# INSTRUCTIONS FOR THE TASK
Return the full set of entries below exactly, leaving every image out.

# INFORMATION
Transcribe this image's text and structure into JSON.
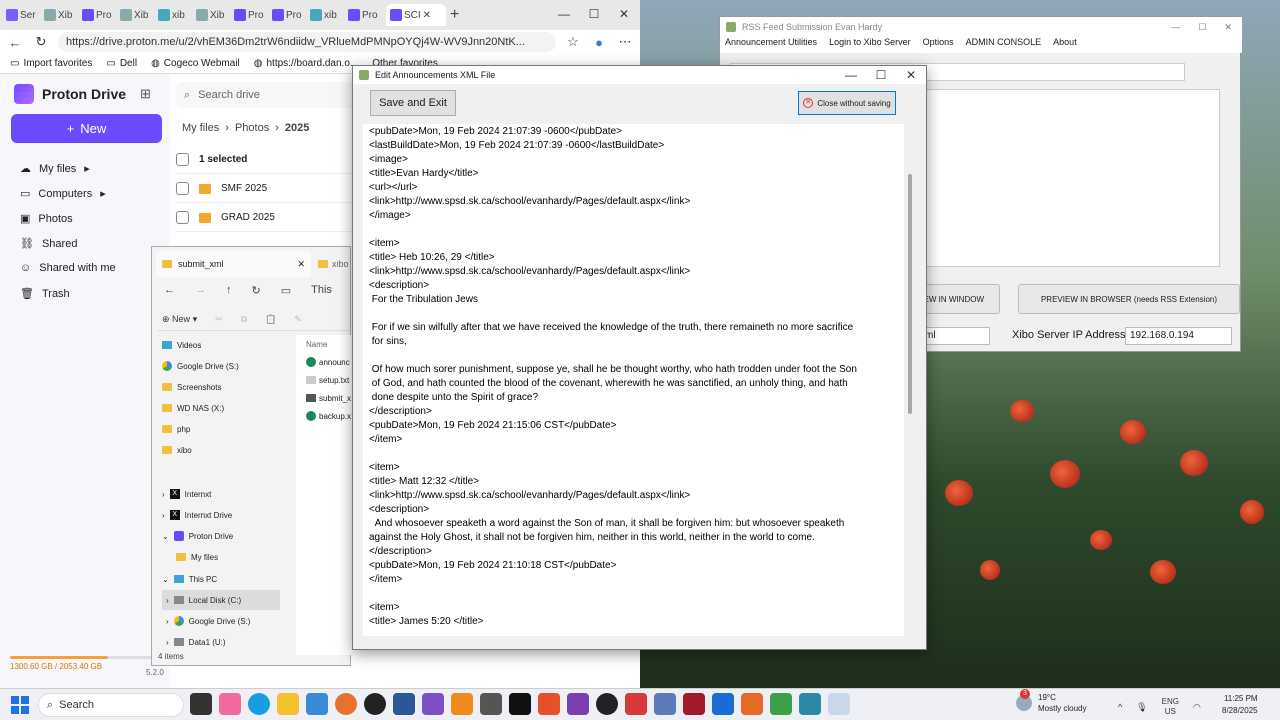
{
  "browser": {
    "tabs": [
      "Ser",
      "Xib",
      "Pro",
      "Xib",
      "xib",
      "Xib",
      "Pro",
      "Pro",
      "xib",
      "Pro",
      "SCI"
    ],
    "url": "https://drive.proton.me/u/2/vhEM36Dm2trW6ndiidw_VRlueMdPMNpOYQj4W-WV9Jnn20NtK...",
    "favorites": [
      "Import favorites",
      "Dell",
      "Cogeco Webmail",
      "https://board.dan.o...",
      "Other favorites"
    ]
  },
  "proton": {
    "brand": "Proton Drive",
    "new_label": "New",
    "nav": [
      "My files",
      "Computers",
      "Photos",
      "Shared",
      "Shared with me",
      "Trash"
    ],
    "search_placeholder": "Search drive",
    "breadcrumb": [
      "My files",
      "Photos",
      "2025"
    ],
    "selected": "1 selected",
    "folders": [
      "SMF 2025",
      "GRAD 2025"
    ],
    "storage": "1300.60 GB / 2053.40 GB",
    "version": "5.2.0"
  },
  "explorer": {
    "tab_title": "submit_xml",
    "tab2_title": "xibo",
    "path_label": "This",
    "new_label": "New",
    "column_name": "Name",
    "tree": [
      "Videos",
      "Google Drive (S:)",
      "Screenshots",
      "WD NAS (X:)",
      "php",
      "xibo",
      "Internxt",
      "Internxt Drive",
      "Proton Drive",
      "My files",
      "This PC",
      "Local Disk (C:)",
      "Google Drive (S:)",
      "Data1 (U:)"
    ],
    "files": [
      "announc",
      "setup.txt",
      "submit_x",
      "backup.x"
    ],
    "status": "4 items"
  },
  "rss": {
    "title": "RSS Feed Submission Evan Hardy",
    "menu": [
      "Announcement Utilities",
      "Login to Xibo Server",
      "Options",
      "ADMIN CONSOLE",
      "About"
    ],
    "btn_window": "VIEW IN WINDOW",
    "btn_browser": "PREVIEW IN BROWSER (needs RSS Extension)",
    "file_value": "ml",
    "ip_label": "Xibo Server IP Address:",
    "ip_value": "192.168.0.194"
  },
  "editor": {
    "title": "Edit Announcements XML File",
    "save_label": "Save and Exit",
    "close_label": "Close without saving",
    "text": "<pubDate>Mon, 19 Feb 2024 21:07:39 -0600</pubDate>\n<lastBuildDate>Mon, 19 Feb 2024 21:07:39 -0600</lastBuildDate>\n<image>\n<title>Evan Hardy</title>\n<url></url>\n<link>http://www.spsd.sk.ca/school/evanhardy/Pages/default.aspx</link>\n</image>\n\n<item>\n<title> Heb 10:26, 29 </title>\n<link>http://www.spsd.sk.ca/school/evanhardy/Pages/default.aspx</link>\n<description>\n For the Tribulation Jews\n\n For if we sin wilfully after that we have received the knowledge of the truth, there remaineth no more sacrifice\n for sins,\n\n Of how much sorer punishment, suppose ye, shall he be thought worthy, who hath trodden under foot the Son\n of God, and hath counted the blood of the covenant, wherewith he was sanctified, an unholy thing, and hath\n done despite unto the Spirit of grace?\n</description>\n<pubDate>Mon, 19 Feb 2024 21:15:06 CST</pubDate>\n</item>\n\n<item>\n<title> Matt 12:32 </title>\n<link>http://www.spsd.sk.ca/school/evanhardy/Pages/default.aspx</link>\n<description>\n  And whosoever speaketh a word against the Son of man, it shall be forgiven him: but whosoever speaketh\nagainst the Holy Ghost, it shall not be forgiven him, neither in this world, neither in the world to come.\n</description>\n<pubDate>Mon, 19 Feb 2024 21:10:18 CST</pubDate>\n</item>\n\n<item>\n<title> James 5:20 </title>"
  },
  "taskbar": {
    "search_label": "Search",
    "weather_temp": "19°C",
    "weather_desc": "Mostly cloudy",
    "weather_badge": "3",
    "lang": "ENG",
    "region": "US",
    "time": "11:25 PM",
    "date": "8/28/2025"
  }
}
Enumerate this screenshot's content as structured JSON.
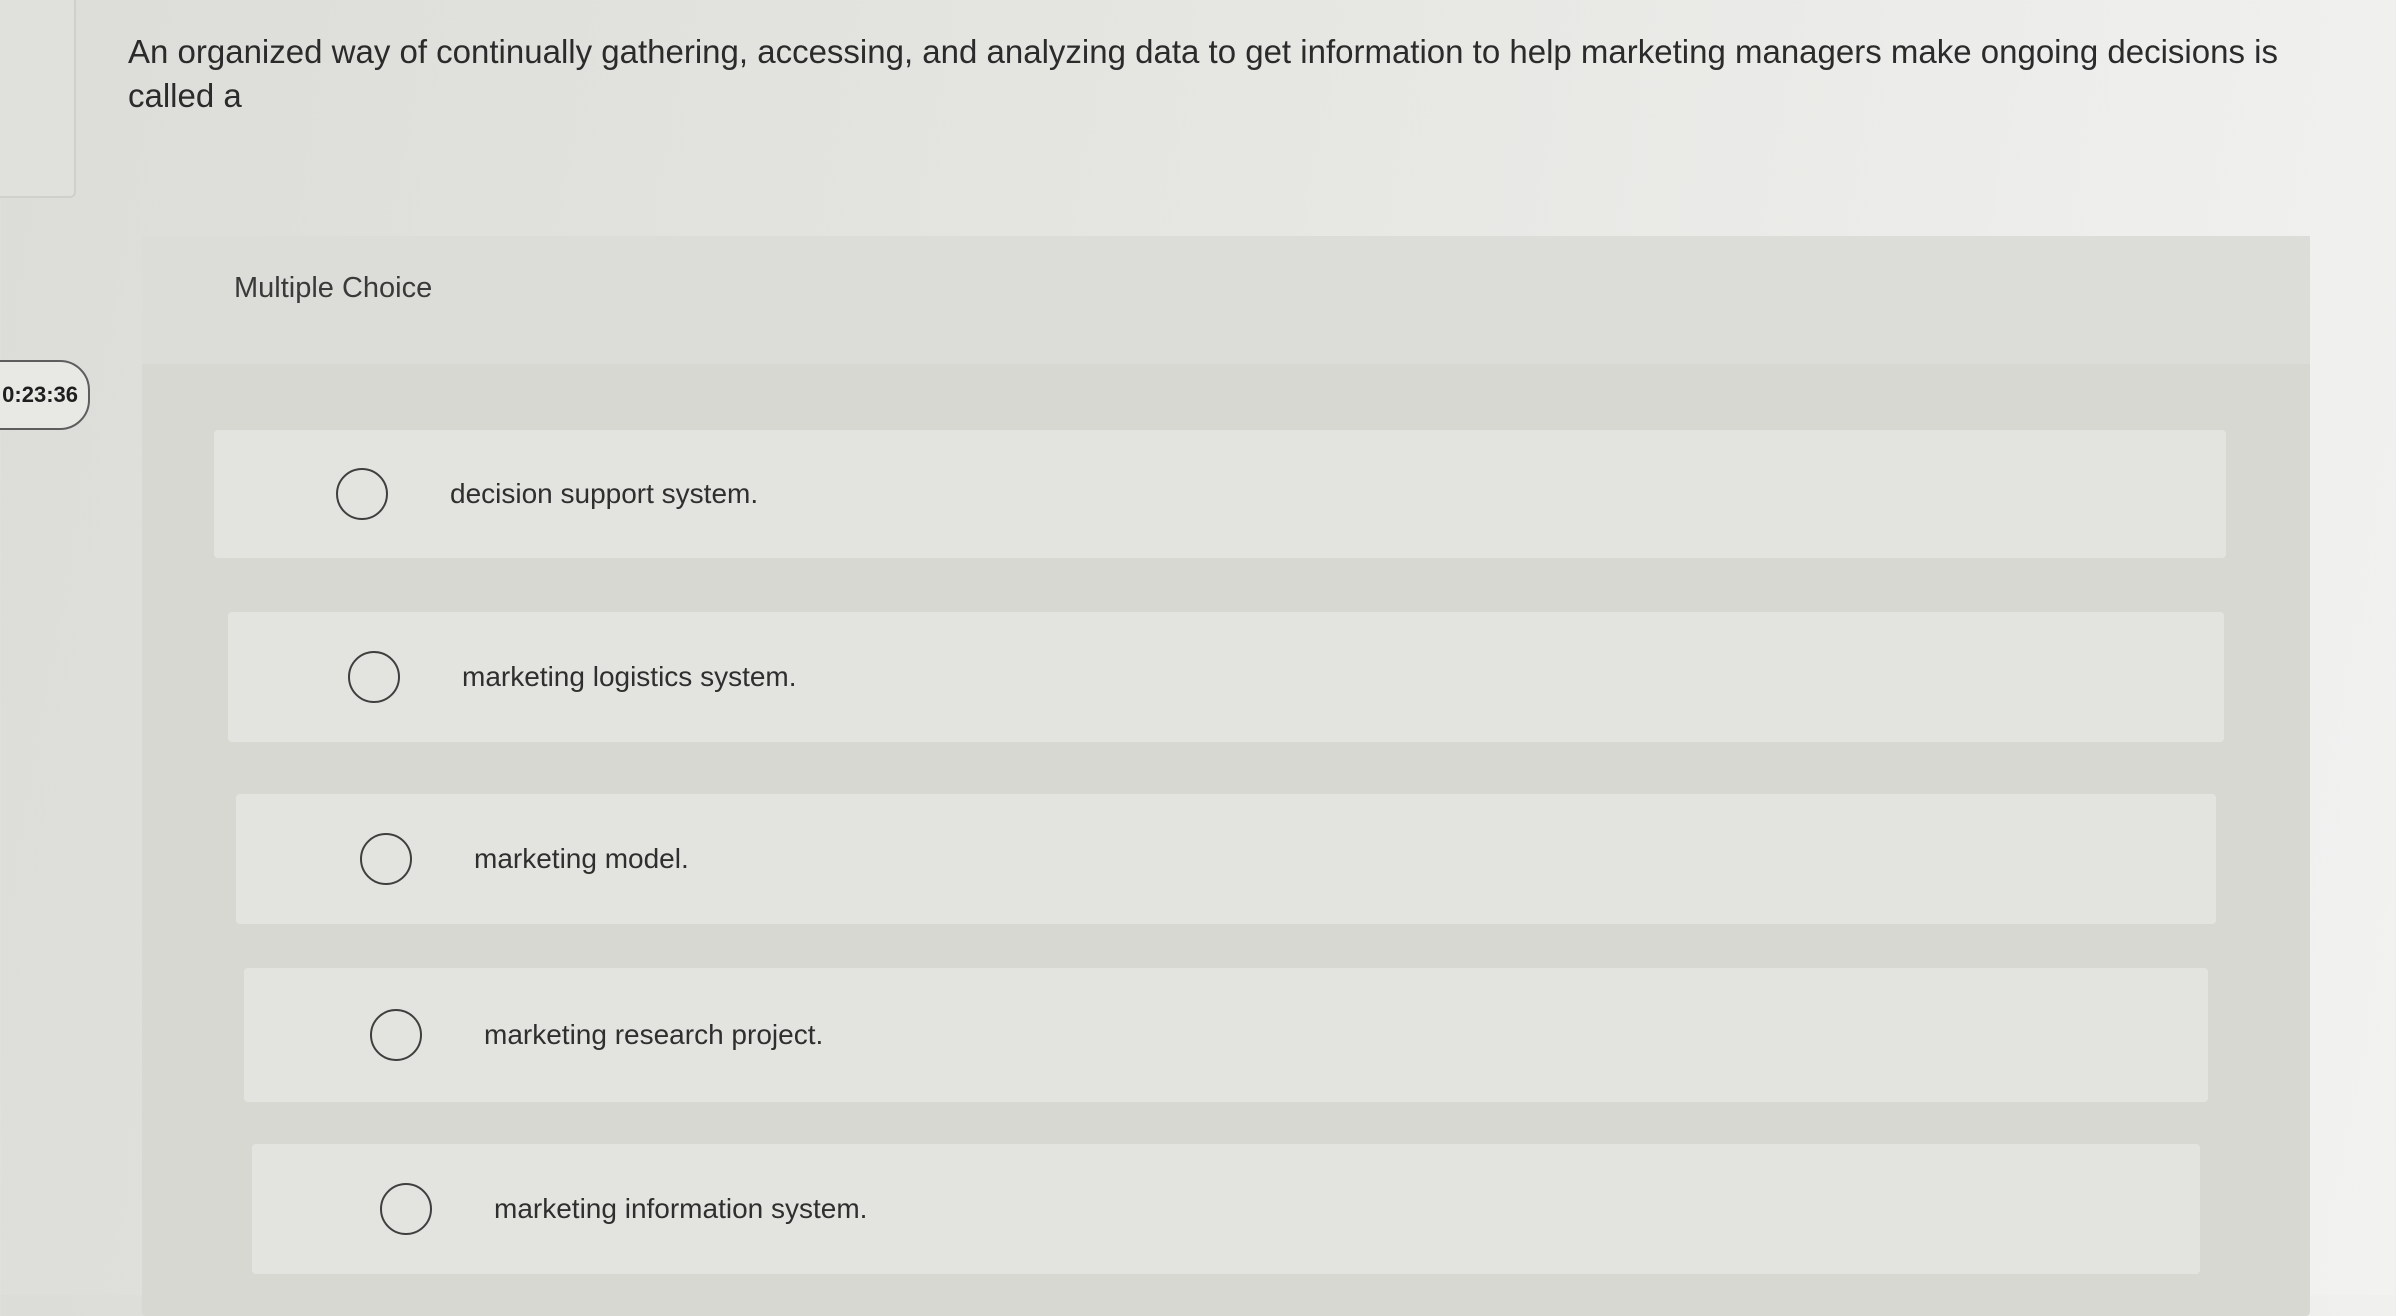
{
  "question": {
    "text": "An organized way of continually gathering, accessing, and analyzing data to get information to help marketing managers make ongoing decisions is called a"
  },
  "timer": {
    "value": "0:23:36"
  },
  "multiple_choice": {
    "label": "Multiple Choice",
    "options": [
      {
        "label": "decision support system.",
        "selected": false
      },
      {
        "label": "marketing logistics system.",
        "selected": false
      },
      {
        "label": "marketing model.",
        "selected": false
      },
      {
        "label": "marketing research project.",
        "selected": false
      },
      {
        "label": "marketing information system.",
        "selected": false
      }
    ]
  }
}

# RESPONSE BELOW
Transcribe this image's text and structure into JSON.
{
  "browser": {
    "tabs": [
      "Ser",
      "Xib",
      "Pro",
      "Xib",
      "xib",
      "Xib",
      "Pro",
      "Pro",
      "xib",
      "Pro",
      "SCI"
    ],
    "url": "https://drive.proton.me/u/2/vhEM36Dm2trW6ndiidw_VRlueMdPMNpOYQj4W-WV9Jnn20NtK...",
    "favorites": [
      "Import favorites",
      "Dell",
      "Cogeco Webmail",
      "https://board.dan.o...",
      "Other favorites"
    ]
  },
  "proton": {
    "brand": "Proton Drive",
    "new_label": "New",
    "nav": [
      "My files",
      "Computers",
      "Photos",
      "Shared",
      "Shared with me",
      "Trash"
    ],
    "search_placeholder": "Search drive",
    "breadcrumb": [
      "My files",
      "Photos",
      "2025"
    ],
    "selected": "1 selected",
    "folders": [
      "SMF 2025",
      "GRAD 2025"
    ],
    "storage": "1300.60 GB / 2053.40 GB",
    "version": "5.2.0"
  },
  "explorer": {
    "tab_title": "submit_xml",
    "tab2_title": "xibo",
    "path_label": "This",
    "new_label": "New",
    "column_name": "Name",
    "tree": [
      "Videos",
      "Google Drive (S:)",
      "Screenshots",
      "WD NAS (X:)",
      "php",
      "xibo",
      "Internxt",
      "Internxt Drive",
      "Proton Drive",
      "My files",
      "This PC",
      "Local Disk (C:)",
      "Google Drive (S:)",
      "Data1 (U:)"
    ],
    "files": [
      "announc",
      "setup.txt",
      "submit_x",
      "backup.x"
    ],
    "status": "4 items"
  },
  "rss": {
    "title": "RSS Feed Submission Evan Hardy",
    "menu": [
      "Announcement Utilities",
      "Login to Xibo Server",
      "Options",
      "ADMIN CONSOLE",
      "About"
    ],
    "btn_window": "VIEW IN WINDOW",
    "btn_browser": "PREVIEW IN BROWSER (needs RSS Extension)",
    "file_value": "ml",
    "ip_label": "Xibo Server IP Address:",
    "ip_value": "192.168.0.194"
  },
  "editor": {
    "title": "Edit Announcements XML File",
    "save_label": "Save and Exit",
    "close_label": "Close without saving",
    "text": "<pubDate>Mon, 19 Feb 2024 21:07:39 -0600</pubDate>\n<lastBuildDate>Mon, 19 Feb 2024 21:07:39 -0600</lastBuildDate>\n<image>\n<title>Evan Hardy</title>\n<url></url>\n<link>http://www.spsd.sk.ca/school/evanhardy/Pages/default.aspx</link>\n</image>\n\n<item>\n<title> Heb 10:26, 29 </title>\n<link>http://www.spsd.sk.ca/school/evanhardy/Pages/default.aspx</link>\n<description>\n For the Tribulation Jews\n\n For if we sin wilfully after that we have received the knowledge of the truth, there remaineth no more sacrifice\n for sins,\n\n Of how much sorer punishment, suppose ye, shall he be thought worthy, who hath trodden under foot the Son\n of God, and hath counted the blood of the covenant, wherewith he was sanctified, an unholy thing, and hath\n done despite unto the Spirit of grace?\n</description>\n<pubDate>Mon, 19 Feb 2024 21:15:06 CST</pubDate>\n</item>\n\n<item>\n<title> Matt 12:32 </title>\n<link>http://www.spsd.sk.ca/school/evanhardy/Pages/default.aspx</link>\n<description>\n  And whosoever speaketh a word against the Son of man, it shall be forgiven him: but whosoever speaketh\nagainst the Holy Ghost, it shall not be forgiven him, neither in this world, neither in the world to come.\n</description>\n<pubDate>Mon, 19 Feb 2024 21:10:18 CST</pubDate>\n</item>\n\n<item>\n<title> James 5:20 </title>"
  },
  "taskbar": {
    "search_label": "Search",
    "weather_temp": "19°C",
    "weather_desc": "Mostly cloudy",
    "weather_badge": "3",
    "lang": "ENG",
    "region": "US",
    "time": "11:25 PM",
    "date": "8/28/2025"
  }
}
Enumerate this screenshot's content as structured JSON.
{
  "question": {
    "text": "An organized way of continually gathering, accessing, and analyzing data to get information to help marketing managers make ongoing decisions is called a"
  },
  "timer": {
    "value": "0:23:36"
  },
  "multiple_choice": {
    "label": "Multiple Choice",
    "options": [
      {
        "label": "decision support system.",
        "selected": false
      },
      {
        "label": "marketing logistics system.",
        "selected": false
      },
      {
        "label": "marketing model.",
        "selected": false
      },
      {
        "label": "marketing research project.",
        "selected": false
      },
      {
        "label": "marketing information system.",
        "selected": false
      }
    ]
  }
}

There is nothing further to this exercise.